*** DATA SECTION ***

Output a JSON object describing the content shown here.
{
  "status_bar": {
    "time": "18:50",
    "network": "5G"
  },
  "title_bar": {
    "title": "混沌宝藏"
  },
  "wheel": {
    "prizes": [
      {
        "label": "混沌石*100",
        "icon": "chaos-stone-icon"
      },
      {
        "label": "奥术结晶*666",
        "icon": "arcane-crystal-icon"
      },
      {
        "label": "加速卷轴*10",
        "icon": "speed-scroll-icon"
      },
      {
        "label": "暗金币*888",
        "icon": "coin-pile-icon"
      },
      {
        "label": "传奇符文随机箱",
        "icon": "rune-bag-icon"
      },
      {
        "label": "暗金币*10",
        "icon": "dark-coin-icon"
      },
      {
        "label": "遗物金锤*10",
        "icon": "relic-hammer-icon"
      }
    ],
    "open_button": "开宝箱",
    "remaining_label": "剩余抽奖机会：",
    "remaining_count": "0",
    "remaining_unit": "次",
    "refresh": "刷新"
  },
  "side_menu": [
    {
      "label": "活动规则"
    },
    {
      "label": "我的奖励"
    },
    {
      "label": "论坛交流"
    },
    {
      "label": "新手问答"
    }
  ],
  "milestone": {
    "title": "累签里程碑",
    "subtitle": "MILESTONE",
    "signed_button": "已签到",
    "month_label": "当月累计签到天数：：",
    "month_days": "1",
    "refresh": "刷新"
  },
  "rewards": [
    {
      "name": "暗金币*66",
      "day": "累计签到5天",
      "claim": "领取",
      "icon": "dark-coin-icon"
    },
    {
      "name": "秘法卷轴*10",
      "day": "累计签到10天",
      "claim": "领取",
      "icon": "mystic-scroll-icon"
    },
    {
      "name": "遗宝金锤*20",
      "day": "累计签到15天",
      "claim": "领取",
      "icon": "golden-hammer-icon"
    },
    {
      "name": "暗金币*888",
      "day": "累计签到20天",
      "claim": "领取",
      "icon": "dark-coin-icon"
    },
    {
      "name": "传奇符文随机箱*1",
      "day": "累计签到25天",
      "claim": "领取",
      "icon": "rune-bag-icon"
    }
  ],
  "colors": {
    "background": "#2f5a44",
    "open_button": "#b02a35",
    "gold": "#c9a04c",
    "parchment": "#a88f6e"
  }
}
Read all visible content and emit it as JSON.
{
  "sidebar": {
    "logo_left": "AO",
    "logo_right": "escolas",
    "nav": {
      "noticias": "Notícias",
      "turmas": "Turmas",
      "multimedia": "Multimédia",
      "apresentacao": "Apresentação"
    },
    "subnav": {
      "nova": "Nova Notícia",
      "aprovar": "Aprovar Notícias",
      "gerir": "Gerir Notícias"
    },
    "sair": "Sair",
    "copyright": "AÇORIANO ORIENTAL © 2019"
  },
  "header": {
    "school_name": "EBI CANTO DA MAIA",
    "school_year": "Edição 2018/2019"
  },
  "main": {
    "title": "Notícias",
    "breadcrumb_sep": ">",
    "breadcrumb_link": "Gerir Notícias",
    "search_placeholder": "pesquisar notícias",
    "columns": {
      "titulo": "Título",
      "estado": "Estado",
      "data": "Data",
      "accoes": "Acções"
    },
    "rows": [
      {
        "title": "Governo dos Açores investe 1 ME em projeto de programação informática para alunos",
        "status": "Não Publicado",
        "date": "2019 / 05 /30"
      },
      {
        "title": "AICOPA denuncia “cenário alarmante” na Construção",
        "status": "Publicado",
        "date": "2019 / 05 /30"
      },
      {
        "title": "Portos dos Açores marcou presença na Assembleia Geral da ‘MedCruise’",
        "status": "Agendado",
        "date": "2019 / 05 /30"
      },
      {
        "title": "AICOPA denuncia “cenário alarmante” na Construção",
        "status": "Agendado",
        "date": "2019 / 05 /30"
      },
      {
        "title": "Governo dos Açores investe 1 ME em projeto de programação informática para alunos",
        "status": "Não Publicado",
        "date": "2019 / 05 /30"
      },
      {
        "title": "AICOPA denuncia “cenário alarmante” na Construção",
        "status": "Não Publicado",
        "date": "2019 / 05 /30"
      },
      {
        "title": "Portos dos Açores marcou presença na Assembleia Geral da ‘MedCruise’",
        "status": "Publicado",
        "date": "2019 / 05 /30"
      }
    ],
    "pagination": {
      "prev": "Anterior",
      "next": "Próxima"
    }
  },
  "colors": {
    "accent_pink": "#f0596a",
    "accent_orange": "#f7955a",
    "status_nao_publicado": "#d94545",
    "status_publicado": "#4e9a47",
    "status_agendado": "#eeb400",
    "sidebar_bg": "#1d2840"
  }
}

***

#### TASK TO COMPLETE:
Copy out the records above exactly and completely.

#### SOLUTION BELOW:
Output a JSON object describing the content shown here.
{
  "status_bar": {
    "time": "18:50",
    "network": "5G"
  },
  "title_bar": {
    "title": "混沌宝藏"
  },
  "wheel": {
    "prizes": [
      {
        "label": "混沌石*100",
        "icon": "chaos-stone-icon"
      },
      {
        "label": "奥术结晶*666",
        "icon": "arcane-crystal-icon"
      },
      {
        "label": "加速卷轴*10",
        "icon": "speed-scroll-icon"
      },
      {
        "label": "暗金币*888",
        "icon": "coin-pile-icon"
      },
      {
        "label": "传奇符文随机箱",
        "icon": "rune-bag-icon"
      },
      {
        "label": "暗金币*10",
        "icon": "dark-coin-icon"
      },
      {
        "label": "遗物金锤*10",
        "icon": "relic-hammer-icon"
      }
    ],
    "open_button": "开宝箱",
    "remaining_label": "剩余抽奖机会：",
    "remaining_count": "0",
    "remaining_unit": "次",
    "refresh": "刷新"
  },
  "side_menu": [
    {
      "label": "活动规则"
    },
    {
      "label": "我的奖励"
    },
    {
      "label": "论坛交流"
    },
    {
      "label": "新手问答"
    }
  ],
  "milestone": {
    "title": "累签里程碑",
    "subtitle": "MILESTONE",
    "signed_button": "已签到",
    "month_label": "当月累计签到天数：：",
    "month_days": "1",
    "refresh": "刷新"
  },
  "rewards": [
    {
      "name": "暗金币*66",
      "day": "累计签到5天",
      "claim": "领取",
      "icon": "dark-coin-icon"
    },
    {
      "name": "秘法卷轴*10",
      "day": "累计签到10天",
      "claim": "领取",
      "icon": "mystic-scroll-icon"
    },
    {
      "name": "遗宝金锤*20",
      "day": "累计签到15天",
      "claim": "领取",
      "icon": "golden-hammer-icon"
    },
    {
      "name": "暗金币*888",
      "day": "累计签到20天",
      "claim": "领取",
      "icon": "dark-coin-icon"
    },
    {
      "name": "传奇符文随机箱*1",
      "day": "累计签到25天",
      "claim": "领取",
      "icon": "rune-bag-icon"
    }
  ],
  "colors": {
    "background": "#2f5a44",
    "open_button": "#b02a35",
    "gold": "#c9a04c",
    "parchment": "#a88f6e"
  }
}
Read all visible content and emit it as JSON.
{
  "sidebar": {
    "logo_left": "AO",
    "logo_right": "escolas",
    "nav": {
      "noticias": "Notícias",
      "turmas": "Turmas",
      "multimedia": "Multimédia",
      "apresentacao": "Apresentação"
    },
    "subnav": {
      "nova": "Nova Notícia",
      "aprovar": "Aprovar Notícias",
      "gerir": "Gerir Notícias"
    },
    "sair": "Sair",
    "copyright": "AÇORIANO ORIENTAL © 2019"
  },
  "header": {
    "school_name": "EBI CANTO DA MAIA",
    "school_year": "Edição 2018/2019"
  },
  "main": {
    "title": "Notícias",
    "breadcrumb_sep": ">",
    "breadcrumb_link": "Gerir Notícias",
    "search_placeholder": "pesquisar notícias",
    "columns": {
      "titulo": "Título",
      "estado": "Estado",
      "data": "Data",
      "accoes": "Acções"
    },
    "rows": [
      {
        "title": "Governo dos Açores investe 1 ME em projeto de programação informática para alunos",
        "status": "Não Publicado",
        "date": "2019 / 05 /30"
      },
      {
        "title": "AICOPA denuncia “cenário alarmante” na Construção",
        "status": "Publicado",
        "date": "2019 / 05 /30"
      },
      {
        "title": "Portos dos Açores marcou presença na Assembleia Geral da ‘MedCruise’",
        "status": "Agendado",
        "date": "2019 / 05 /30"
      },
      {
        "title": "AICOPA denuncia “cenário alarmante” na Construção",
        "status": "Agendado",
        "date": "2019 / 05 /30"
      },
      {
        "title": "Governo dos Açores investe 1 ME em projeto de programação informática para alunos",
        "status": "Não Publicado",
        "date": "2019 / 05 /30"
      },
      {
        "title": "AICOPA denuncia “cenário alarmante” na Construção",
        "status": "Não Publicado",
        "date": "2019 / 05 /30"
      },
      {
        "title": "Portos dos Açores marcou presença na Assembleia Geral da ‘MedCruise’",
        "status": "Publicado",
        "date": "2019 / 05 /30"
      }
    ],
    "pagination": {
      "prev": "Anterior",
      "next": "Próxima"
    }
  },
  "colors": {
    "accent_pink": "#f0596a",
    "accent_orange": "#f7955a",
    "status_nao_publicado": "#d94545",
    "status_publicado": "#4e9a47",
    "status_agendado": "#eeb400",
    "sidebar_bg": "#1d2840"
  }
}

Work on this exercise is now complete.